According to Singh, the investment in phase 1 of the Cayo-based sugar mill and sugar plantations was quoted at US$142 million, with the company providing equity investment of roughly US$40 million. He said that three local banks had also bought into the deal: namely the Belize Bank, Atlantic Bank and Heritage Bank. The other financiers are from Washington, Panama, and Guatemala, out of which Santander’s Belize investment is run.
We were told that one of the Guatemalan financiers pulled out after a recent change in ownership, because Belize is excluded from the countries in which they can invest. Santander then turned to the SSB for financing.
Singh said that the proposal was approved by the SSB’s board after a review and recommendation from the SSB investment committee.
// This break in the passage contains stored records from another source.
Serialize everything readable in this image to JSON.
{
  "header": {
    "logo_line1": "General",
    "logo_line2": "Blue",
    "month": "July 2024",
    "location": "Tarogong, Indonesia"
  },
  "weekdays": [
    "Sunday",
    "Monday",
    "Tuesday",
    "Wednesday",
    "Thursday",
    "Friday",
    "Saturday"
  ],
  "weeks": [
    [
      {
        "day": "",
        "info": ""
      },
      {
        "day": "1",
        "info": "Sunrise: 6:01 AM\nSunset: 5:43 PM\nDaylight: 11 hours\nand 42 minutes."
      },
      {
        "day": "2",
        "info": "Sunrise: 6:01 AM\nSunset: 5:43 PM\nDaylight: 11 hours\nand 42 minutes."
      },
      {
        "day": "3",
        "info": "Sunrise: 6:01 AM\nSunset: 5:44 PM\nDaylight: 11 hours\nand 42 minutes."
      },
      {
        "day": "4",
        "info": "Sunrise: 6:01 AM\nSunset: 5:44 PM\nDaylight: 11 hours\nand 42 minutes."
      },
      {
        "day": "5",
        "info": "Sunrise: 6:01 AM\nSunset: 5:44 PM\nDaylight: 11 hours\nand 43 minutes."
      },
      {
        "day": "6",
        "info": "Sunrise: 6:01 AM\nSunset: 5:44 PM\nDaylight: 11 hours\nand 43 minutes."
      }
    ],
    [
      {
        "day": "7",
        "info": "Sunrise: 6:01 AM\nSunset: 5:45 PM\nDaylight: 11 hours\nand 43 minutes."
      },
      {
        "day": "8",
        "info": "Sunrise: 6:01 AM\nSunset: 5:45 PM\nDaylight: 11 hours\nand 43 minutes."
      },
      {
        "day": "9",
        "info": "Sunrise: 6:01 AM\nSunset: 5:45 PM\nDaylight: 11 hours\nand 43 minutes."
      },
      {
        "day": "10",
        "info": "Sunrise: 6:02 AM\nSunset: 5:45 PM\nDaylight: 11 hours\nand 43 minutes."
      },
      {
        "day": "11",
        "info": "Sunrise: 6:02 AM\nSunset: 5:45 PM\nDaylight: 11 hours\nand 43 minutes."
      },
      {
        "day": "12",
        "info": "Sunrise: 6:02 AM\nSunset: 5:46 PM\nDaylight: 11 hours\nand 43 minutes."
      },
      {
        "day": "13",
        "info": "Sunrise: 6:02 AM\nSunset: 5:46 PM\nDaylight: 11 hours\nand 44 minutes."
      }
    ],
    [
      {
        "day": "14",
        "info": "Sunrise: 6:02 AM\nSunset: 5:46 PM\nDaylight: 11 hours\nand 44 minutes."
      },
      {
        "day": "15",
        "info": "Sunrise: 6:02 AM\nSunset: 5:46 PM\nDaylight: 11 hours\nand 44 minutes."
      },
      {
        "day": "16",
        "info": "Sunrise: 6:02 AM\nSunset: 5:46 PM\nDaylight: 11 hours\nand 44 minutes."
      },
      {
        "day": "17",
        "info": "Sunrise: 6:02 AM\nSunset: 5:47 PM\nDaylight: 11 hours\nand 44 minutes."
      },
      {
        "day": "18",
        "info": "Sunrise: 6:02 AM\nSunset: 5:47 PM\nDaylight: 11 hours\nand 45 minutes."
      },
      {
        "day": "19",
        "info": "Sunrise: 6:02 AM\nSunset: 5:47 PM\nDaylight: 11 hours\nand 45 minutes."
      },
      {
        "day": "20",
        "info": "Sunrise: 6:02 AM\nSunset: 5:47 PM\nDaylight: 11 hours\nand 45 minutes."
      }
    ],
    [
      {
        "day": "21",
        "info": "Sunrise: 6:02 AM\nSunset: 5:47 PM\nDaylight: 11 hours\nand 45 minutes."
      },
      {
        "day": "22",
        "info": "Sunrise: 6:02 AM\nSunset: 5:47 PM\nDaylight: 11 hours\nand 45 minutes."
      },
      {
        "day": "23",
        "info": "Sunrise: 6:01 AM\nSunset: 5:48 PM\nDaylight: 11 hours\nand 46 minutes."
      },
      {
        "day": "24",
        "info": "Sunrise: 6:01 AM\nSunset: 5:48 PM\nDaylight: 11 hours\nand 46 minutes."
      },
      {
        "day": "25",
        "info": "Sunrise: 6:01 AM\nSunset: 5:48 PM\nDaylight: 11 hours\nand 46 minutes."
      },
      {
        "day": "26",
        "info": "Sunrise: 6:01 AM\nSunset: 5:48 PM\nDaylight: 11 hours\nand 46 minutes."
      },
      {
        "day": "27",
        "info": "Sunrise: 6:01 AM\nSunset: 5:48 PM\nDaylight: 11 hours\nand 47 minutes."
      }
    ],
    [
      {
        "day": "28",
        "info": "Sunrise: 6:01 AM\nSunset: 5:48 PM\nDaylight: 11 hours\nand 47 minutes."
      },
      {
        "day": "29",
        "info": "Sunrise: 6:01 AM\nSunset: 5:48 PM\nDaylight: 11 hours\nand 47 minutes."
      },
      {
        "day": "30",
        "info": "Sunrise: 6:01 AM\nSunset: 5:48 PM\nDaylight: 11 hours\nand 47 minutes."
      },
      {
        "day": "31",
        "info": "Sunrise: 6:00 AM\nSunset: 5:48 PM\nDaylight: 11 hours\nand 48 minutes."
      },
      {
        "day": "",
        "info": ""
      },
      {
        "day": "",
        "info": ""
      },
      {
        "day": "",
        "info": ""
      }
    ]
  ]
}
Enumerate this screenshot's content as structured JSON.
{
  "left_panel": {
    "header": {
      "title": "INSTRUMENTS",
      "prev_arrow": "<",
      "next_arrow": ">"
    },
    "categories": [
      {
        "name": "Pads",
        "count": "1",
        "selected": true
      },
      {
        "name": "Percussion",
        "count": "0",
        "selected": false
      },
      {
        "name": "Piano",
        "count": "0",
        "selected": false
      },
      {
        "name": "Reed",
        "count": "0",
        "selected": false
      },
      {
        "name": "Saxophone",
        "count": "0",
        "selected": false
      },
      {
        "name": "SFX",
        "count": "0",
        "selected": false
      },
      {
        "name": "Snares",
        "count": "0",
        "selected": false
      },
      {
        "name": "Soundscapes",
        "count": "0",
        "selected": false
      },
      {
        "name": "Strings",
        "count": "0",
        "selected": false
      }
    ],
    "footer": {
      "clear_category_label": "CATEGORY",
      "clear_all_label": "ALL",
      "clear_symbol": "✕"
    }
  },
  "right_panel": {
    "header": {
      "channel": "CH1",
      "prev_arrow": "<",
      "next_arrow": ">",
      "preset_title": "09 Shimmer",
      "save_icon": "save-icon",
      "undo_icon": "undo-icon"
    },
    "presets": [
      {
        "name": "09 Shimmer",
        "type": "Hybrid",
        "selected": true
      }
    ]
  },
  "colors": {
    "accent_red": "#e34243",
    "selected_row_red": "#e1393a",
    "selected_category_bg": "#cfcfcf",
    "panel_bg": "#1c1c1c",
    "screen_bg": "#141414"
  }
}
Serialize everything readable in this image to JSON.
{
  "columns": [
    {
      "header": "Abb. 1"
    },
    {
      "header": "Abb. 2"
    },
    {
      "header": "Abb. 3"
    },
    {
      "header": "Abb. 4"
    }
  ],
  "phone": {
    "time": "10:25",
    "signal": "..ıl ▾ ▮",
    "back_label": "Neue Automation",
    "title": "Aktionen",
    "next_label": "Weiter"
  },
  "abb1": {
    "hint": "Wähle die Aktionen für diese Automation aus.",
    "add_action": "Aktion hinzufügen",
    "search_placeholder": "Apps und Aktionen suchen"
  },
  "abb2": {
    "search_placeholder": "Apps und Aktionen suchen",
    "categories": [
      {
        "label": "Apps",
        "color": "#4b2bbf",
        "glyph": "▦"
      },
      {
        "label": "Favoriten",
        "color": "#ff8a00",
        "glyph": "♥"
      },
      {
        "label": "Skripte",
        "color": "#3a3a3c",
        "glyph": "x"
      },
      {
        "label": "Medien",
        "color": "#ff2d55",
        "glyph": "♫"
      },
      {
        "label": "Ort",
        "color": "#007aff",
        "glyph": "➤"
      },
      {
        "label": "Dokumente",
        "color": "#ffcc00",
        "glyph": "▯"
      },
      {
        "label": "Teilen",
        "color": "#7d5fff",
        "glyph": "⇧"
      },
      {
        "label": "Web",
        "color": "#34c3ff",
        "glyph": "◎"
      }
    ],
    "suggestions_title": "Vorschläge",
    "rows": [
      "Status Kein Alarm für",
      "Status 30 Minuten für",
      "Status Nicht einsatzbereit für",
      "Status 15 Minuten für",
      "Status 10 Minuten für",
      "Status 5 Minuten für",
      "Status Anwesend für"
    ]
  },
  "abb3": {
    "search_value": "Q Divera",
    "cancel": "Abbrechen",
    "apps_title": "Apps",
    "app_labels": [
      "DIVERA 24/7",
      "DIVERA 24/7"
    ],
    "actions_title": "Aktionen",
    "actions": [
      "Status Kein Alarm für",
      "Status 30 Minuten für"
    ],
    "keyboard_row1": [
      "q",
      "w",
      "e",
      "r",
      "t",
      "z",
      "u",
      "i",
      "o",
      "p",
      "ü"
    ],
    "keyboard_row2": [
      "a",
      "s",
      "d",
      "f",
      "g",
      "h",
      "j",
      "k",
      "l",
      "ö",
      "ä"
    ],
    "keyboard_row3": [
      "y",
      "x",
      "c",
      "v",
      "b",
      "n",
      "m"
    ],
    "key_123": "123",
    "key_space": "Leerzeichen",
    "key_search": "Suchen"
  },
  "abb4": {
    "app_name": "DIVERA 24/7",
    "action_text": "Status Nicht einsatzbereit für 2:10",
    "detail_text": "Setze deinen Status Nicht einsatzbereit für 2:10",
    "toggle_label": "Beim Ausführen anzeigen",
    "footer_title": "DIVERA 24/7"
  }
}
If there is any strong public objection to the arrangement, the board can review its decision, he said.
According to Singh, Santander employs roughly 200 people and indications are that it intends to hire upwards of 300. There has been criticism in some quarters that the company hires a lot of foreign laborers. Singh said that although the workers are deemed seasonal workers who would not qualify for a pension, they, and Santander, are Social Security contributors, which would enable the workers to access benefits such as employment injury benefits.
As for the security provided to guarantee the SSB loan, Singh told us, when we asked what security had been levied, that there is adequate collateral, which include lands, the factory and other assets. Under the syndicated loan agreement, the Atlantic Bank is collateral manager in Belize.
Singh said that the company has indicated that it intends to add US$36 million in equity investment in 2017.
When the conclusion of the syndicated loan was reported last June, the Central Bank Governor had commented: “This is a significant foreign investment in Belize and provided a much needed shot in the portfolio of the participating Belizean banks given the level of excess liquidity that was in the system.”
He added that, “Syndications of this type for large-scale projects are common occurrences in more mature markets. It spreads risk and promotes competition among banks.”
Ysaguirre further noted, “The portion of the loan financed by Belizean institutions barely put a dent in the amount of excess liquidity currently in the Belize banking system, leaving more than sufficient liquidity for any similar future investments of like magnitude.”
Amandala understands that since last March, even as the Santander syndication was being concluded, the various domestic banks, the Social Security Bank, the Development Finance Corporation and credit unions servicing cañeros in northern Belize, have similarly been in dialogue with the sugar investor, American Sugar Refining (ASR), majority owner of Belize Sugar Industries (BSI), as part of a new strategic development plan.
The argument is that the biggest challenge facing the sugar sector—the export sector which performed the best in 2015—is the need for capital injection to improve production efficiencies and reduce cost, so that Belize can successfully compete on the world market, since it will no longer benefit from preferential prices in Europe. This would require millions in financing, which would be sought for both the farmers, represented by three associations (the Belize Sugar Cane Farmers’ Association, the Progressive Sugar Cane Producers Association, and the Corozal Sugar Cane Producers Association ), and the factory, BSI.
Mike Singh, former CEO in the Ministry of Investment and Trade, has said in an interview with News 5 that with the investments by Santander and ASR/BSI, sugar production would double or triple over the next two, three years.